- [Work required]
Scan the lines below for the word "baby". Copy each line you find it in.

- [Material shown]
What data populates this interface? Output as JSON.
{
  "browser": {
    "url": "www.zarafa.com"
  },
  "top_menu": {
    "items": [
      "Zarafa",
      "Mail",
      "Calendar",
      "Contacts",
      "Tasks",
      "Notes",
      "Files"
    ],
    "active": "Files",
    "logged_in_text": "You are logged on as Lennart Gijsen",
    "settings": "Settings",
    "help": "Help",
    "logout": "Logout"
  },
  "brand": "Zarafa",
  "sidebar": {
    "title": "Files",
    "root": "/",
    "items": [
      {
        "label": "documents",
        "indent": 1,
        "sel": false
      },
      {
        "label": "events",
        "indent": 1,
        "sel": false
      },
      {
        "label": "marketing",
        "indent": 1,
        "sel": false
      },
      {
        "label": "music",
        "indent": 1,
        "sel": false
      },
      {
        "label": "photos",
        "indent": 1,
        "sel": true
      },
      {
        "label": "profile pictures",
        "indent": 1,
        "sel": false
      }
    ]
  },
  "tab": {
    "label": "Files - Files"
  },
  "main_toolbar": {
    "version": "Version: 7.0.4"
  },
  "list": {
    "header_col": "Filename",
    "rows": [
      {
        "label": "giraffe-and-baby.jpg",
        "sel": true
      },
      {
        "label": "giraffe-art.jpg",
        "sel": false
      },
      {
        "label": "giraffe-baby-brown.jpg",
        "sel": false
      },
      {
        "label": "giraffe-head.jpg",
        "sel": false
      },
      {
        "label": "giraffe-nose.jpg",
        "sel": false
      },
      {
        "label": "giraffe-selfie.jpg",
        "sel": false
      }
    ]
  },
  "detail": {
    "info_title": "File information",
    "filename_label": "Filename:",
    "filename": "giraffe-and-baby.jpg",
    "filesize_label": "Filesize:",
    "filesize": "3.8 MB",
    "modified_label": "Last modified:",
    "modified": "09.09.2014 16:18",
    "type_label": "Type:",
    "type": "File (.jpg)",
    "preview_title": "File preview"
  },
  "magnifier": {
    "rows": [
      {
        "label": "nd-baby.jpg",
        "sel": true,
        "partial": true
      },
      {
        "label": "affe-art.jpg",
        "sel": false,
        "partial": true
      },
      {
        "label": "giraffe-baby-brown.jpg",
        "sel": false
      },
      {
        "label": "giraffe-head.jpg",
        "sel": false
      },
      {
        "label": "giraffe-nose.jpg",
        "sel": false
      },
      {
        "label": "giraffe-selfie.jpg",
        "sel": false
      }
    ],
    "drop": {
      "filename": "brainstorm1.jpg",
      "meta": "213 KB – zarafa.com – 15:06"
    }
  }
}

- [Answer area]
        "label": "giraffe-and-baby.jpg",
        "label": "giraffe-baby-brown.jpg",
    "filename": "giraffe-and-baby.jpg",
        "label": "nd-baby.jpg",
        "label": "giraffe-baby-brown.jpg",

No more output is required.